→ TASK DETAILS:
Among the records below, find each line bearing the word "Adatszolgáltatás" and copy it.

Top of PROVIDED DATA

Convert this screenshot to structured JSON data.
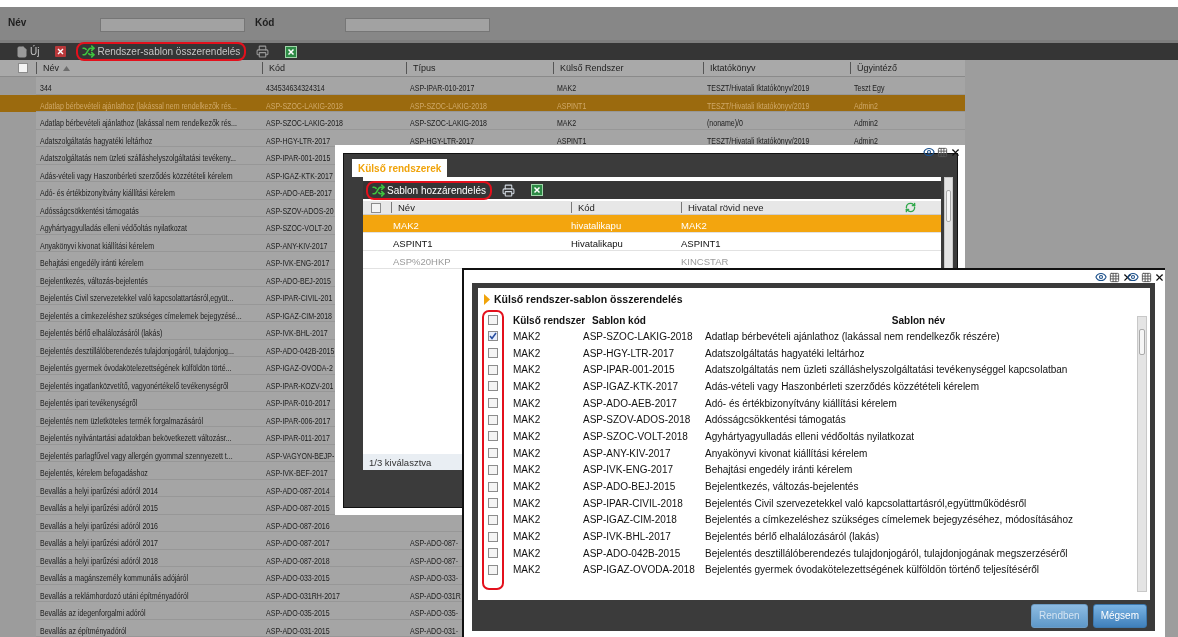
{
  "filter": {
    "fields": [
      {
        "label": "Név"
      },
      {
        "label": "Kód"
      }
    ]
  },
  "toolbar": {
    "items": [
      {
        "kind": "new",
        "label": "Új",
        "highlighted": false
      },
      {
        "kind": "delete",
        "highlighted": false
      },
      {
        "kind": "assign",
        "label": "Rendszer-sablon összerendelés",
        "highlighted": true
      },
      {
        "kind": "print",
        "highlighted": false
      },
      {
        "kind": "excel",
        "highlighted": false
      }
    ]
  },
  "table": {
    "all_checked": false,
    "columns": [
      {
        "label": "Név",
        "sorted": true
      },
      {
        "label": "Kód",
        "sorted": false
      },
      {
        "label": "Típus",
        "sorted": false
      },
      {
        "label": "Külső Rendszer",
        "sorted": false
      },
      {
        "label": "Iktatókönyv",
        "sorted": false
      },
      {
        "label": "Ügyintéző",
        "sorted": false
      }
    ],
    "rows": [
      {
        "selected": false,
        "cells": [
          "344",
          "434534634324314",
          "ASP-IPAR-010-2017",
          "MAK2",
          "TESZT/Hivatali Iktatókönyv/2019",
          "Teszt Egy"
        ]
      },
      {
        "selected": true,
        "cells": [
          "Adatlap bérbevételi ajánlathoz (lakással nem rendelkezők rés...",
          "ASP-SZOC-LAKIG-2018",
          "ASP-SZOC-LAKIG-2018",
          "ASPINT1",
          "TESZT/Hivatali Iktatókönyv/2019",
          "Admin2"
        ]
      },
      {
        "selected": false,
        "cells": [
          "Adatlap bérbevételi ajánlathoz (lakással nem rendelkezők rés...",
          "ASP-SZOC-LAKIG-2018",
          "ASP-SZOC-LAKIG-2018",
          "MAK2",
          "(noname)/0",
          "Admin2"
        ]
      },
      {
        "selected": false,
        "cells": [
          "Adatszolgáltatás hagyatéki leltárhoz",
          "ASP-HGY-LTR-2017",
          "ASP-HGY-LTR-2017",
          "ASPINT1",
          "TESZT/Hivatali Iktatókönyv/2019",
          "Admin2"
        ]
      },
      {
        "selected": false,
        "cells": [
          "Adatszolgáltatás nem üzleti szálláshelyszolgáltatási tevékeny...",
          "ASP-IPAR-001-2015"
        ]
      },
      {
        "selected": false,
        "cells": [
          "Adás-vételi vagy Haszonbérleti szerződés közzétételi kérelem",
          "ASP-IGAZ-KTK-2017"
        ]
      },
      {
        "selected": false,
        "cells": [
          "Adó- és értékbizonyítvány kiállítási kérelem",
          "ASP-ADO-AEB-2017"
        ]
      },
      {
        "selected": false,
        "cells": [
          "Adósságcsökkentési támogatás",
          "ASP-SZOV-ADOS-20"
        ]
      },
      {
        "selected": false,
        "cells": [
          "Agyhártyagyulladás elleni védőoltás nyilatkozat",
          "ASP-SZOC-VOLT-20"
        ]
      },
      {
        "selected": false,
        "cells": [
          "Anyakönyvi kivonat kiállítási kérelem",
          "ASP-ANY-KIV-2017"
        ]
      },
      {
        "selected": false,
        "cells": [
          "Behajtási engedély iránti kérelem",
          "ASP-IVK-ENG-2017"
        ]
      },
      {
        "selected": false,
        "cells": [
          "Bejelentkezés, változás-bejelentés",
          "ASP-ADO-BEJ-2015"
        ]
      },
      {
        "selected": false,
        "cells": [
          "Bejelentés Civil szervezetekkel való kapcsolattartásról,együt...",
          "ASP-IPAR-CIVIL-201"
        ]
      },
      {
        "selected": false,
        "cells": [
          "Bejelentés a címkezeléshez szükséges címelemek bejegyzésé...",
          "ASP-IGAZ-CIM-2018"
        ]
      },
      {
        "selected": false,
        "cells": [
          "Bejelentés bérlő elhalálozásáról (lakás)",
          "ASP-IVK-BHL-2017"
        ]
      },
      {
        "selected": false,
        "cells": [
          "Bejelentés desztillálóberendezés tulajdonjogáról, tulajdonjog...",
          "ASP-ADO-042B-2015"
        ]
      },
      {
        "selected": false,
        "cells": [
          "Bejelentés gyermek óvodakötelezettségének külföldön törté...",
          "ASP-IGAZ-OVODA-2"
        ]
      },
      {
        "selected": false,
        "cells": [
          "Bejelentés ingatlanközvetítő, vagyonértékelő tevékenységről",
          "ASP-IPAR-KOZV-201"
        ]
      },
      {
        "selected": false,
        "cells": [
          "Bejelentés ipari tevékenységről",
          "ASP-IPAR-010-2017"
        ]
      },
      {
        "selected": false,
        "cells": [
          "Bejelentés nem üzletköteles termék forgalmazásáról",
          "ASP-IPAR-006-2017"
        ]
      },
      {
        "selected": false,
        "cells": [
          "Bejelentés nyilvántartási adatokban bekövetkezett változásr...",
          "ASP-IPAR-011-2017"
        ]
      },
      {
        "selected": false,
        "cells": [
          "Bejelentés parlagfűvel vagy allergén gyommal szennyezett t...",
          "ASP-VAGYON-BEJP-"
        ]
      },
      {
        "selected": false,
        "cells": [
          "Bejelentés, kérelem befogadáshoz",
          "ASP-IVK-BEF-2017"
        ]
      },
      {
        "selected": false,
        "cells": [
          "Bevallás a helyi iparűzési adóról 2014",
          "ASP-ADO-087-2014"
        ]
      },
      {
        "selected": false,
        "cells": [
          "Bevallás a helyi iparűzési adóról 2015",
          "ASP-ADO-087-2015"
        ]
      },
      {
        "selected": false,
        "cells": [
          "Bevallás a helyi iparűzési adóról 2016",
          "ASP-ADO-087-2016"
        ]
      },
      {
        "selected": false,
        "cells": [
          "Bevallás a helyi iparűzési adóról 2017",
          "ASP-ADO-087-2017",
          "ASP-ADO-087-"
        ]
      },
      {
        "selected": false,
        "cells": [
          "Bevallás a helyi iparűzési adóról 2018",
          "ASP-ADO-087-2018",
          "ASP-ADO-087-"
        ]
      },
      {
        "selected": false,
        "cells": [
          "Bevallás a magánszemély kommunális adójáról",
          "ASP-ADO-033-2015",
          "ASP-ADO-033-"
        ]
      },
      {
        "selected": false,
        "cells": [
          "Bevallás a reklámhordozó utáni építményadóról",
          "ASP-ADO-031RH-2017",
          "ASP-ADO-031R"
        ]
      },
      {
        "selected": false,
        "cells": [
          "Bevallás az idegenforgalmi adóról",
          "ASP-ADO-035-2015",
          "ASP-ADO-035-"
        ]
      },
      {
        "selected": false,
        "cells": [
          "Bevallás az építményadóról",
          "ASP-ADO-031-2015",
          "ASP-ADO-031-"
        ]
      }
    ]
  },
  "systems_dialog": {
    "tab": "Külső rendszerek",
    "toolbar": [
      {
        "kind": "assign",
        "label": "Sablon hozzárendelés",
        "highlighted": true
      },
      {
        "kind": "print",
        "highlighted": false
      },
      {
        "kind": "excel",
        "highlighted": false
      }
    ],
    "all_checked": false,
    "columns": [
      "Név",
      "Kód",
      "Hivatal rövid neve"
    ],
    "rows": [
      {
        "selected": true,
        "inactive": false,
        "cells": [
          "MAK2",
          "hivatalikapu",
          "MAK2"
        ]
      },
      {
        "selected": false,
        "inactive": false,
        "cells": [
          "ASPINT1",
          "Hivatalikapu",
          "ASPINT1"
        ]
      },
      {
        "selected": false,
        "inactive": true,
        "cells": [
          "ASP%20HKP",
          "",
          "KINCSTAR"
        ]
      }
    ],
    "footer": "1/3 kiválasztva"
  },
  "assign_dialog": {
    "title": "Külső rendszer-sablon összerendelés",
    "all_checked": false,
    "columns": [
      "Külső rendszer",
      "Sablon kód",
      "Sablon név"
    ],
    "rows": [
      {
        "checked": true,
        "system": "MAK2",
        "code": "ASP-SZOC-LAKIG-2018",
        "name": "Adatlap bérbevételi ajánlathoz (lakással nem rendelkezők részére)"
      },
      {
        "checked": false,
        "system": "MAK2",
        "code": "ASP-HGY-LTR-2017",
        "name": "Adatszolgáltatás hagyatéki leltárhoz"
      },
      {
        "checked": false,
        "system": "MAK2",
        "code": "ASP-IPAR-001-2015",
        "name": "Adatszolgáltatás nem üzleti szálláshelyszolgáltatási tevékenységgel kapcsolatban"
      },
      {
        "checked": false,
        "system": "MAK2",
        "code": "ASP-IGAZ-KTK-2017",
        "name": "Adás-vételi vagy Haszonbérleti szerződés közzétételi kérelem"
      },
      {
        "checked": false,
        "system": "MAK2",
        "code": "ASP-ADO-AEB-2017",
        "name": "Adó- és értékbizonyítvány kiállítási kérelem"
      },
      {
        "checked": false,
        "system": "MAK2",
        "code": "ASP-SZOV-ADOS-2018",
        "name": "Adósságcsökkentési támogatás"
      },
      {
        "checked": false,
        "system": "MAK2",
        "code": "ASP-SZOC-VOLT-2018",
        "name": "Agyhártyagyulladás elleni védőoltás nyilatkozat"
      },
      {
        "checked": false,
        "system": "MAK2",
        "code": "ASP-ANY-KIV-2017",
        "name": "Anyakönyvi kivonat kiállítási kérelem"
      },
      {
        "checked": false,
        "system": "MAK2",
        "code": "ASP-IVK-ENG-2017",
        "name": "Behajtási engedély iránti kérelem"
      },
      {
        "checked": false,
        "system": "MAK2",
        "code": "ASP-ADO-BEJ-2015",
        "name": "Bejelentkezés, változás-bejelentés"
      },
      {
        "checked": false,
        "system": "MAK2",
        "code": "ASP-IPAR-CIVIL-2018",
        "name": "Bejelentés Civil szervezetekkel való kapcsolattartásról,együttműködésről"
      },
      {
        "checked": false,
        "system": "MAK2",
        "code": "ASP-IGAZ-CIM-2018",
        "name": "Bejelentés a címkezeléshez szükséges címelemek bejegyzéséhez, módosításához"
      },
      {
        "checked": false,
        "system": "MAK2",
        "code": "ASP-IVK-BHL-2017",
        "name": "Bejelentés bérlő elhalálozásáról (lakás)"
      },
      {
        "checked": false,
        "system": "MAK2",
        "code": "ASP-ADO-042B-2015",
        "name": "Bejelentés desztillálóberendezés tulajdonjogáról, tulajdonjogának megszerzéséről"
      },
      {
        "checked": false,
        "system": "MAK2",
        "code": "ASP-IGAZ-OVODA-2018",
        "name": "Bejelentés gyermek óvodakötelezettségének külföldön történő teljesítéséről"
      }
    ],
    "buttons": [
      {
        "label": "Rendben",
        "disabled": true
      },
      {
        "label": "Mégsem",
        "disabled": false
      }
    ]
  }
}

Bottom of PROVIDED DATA
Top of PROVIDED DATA

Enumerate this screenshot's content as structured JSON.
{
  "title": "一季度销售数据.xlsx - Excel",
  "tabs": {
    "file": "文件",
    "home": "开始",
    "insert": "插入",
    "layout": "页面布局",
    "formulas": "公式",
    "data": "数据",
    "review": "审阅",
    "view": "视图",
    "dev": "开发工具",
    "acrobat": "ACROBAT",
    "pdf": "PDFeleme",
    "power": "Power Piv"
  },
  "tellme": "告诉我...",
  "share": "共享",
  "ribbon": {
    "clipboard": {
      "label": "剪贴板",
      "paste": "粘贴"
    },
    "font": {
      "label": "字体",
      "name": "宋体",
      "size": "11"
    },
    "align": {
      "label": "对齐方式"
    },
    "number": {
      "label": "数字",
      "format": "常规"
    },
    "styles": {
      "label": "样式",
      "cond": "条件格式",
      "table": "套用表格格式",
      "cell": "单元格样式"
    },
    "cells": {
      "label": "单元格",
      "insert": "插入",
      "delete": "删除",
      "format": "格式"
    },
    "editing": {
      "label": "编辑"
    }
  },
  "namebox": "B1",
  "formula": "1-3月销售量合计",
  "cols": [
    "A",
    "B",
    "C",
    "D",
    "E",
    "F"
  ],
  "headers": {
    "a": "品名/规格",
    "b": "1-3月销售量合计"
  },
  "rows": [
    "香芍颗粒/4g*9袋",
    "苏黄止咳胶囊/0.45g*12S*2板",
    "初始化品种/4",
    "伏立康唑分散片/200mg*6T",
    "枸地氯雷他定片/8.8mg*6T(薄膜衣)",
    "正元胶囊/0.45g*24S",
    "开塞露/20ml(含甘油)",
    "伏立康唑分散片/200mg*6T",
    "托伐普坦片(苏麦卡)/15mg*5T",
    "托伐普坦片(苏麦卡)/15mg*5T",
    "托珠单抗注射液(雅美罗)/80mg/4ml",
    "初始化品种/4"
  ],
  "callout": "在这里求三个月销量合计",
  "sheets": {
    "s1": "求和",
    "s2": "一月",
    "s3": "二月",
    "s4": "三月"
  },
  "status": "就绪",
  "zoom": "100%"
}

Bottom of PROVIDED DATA

→ OUTPUT OF THE EXERCISE:
          "Adatszolgáltatás hagyatéki leltárhoz",
          "Adatszolgáltatás nem üzleti szálláshelyszolgáltatási tevékeny...",
        "name": "Adatszolgáltatás hagyatéki leltárhoz"
        "name": "Adatszolgáltatás nem üzleti szálláshelyszolgáltatási tevékenységgel kapcsolatban"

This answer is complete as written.